The Australian has legal system confirmed why it had rejected Novak Djokovic’s appeal against deportation on Sunday. In essence, chief justice Allsop ruled that it was reasonable to consider Djokovic an anti-vaxxer.
“Mr Djokovic had for over a year chosen not to be vaccinated since vaccines became available,” Allsop pointed out. “It was plainly open to the Minister to infer that Mr Djokovic had chosen not to be vaccinated because he was opposed to vaccination.”
Allsop’s explanation runs to 31 pages and more than 11,000 words, which may explain why it has taken four days to be published.
Civil rights campaigners immediately expressed concern at the implications of the verdict – namely, that someone who held lawful yet controversial views could be deported for being a theoretical risk to “good order”.

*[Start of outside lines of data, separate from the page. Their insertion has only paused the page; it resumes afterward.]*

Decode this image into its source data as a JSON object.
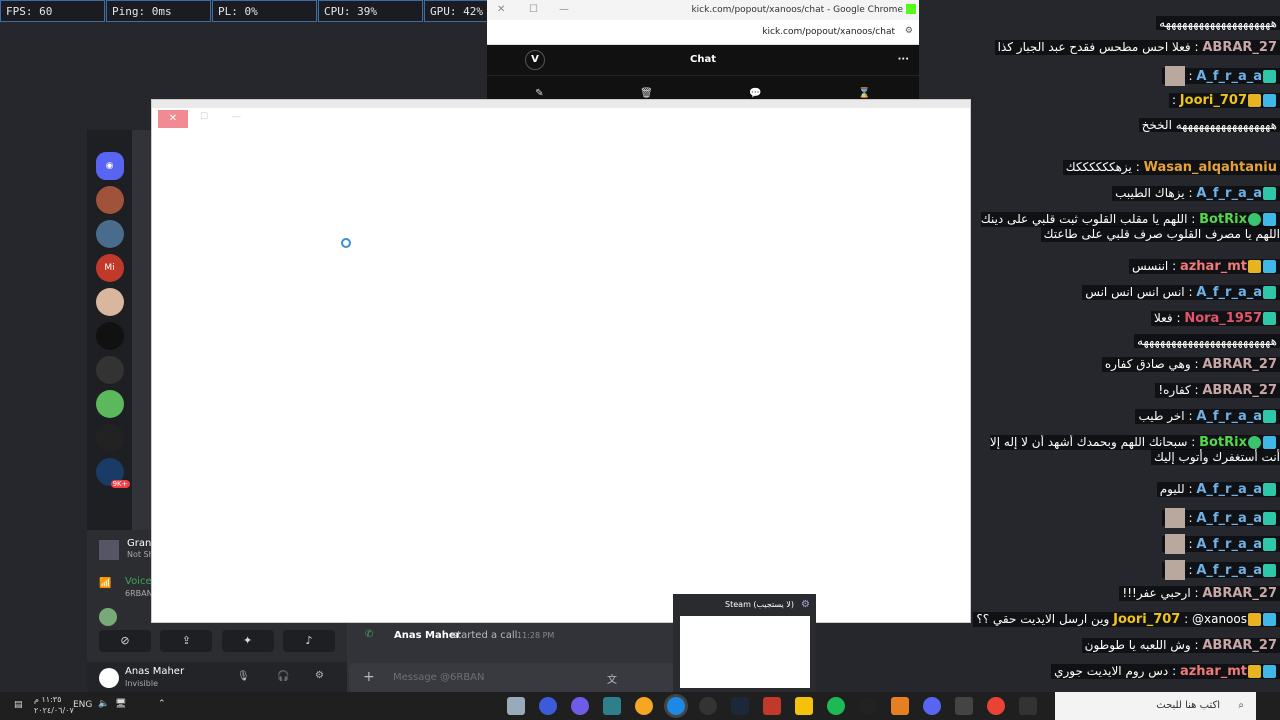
{
  "stats": [
    {
      "label": "FPS: 60"
    },
    {
      "label": "Ping: 0ms"
    },
    {
      "label": "PL: 0%"
    },
    {
      "label": "CPU: 39%"
    },
    {
      "label": "GPU: 42%"
    }
  ],
  "chrome": {
    "window_title": "kick.com/popout/xanoos/chat - Google Chrome",
    "url": "kick.com/popout/xanoos/chat",
    "chat_title": "Chat",
    "logo": "V",
    "more": "···"
  },
  "discord": {
    "voice_label": "Voice",
    "voice_channel": "6RBAN",
    "game_title": "Grand",
    "game_sub": "Not Sh",
    "user_name": "Anas Maher",
    "user_status": "Invisible",
    "call_user": "Anas Maher",
    "call_text": "started a call.",
    "call_time": "11:28 PM",
    "message_placeholder": "Message @6RBAN",
    "badge_count": "9K+"
  },
  "chat": [
    {
      "user": "",
      "text": "ههههههههههههههههههههه"
    },
    {
      "user": "ABRAR_27",
      "color": "#c9a7a7",
      "text": "فعلا احس مطحس فقدح عبد الجبار كذا"
    },
    {
      "user": "A_f_r_a_a",
      "color": "#6fb2e8",
      "text": ""
    },
    {
      "user": "Joori_707",
      "color": "#f0c419",
      "text": ""
    },
    {
      "user": "",
      "text": "هههههههههههههههههه الخخخ"
    },
    {
      "user": "Wasan_alqahtaniu",
      "color": "#e6a33a",
      "text": "يزهككككككك"
    },
    {
      "user": "A_f_r_a_a",
      "color": "#6fb2e8",
      "text": "يزهاك الطيبب"
    },
    {
      "user": "BotRix",
      "color": "#52d94a",
      "text": "اللهم يا مقلب القلوب ثبت قلبي على دينك اللهم يا مصرف القلوب صرف قلبي على طاعتك"
    },
    {
      "user": "azhar_mt",
      "color": "#f07a7a",
      "text": "اننسس"
    },
    {
      "user": "A_f_r_a_a",
      "color": "#6fb2e8",
      "text": "انس انس انس انس"
    },
    {
      "user": "Nora_1957",
      "color": "#e2556a",
      "text": "فعلا"
    },
    {
      "user": "",
      "text": "ههههههههههههههههههههههههه"
    },
    {
      "user": "ABRAR_27",
      "color": "#c9a7a7",
      "text": "وهي صادق كفاره"
    },
    {
      "user": "ABRAR_27",
      "color": "#c9a7a7",
      "text": "كفاره!"
    },
    {
      "user": "A_f_r_a_a",
      "color": "#6fb2e8",
      "text": "اخر طيب"
    },
    {
      "user": "BotRix",
      "color": "#52d94a",
      "text": "سبحانك اللهم وبحمدك أشهد أن لا إله إلا أنت أستغفرك وأتوب إليك"
    },
    {
      "user": "A_f_r_a_a",
      "color": "#6fb2e8",
      "text": "لليوم"
    },
    {
      "user": "A_f_r_a_a",
      "color": "#6fb2e8",
      "text": ""
    },
    {
      "user": "A_f_r_a_a",
      "color": "#6fb2e8",
      "text": ""
    },
    {
      "user": "A_f_r_a_a",
      "color": "#6fb2e8",
      "text": ""
    },
    {
      "user": "ABRAR_27",
      "color": "#c9a7a7",
      "text": "ارحبي عفر!!!"
    },
    {
      "user": "Joori_707",
      "color": "#f0c419",
      "text": "@xanoos وين ارسل الايديت حقي ؟؟"
    },
    {
      "user": "ABRAR_27",
      "color": "#c9a7a7",
      "text": "وش اللعبه يا طوطون"
    },
    {
      "user": "azhar_mt",
      "color": "#f07a7a",
      "text": "دس روم الايديت جوري"
    }
  ],
  "steam": {
    "title": "Steam (لا يستجيب)"
  },
  "taskbar": {
    "search_placeholder": "اكتب هنا للبحث",
    "lang": "ENG",
    "time": "١١:٣٥ م",
    "date": "٢٠٢٤/٠٦/٠٧"
  }
}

In fact, it seems likely that the Djokovic case will be used as a legal precedent in future, reinforcing the Australian government’s power to expel those they deem undesirable from the country. One chilling sentence in Allsop’s verdict pointed out that, “There was no requirement upon the minister to afford Mr Djokovic natural justice.”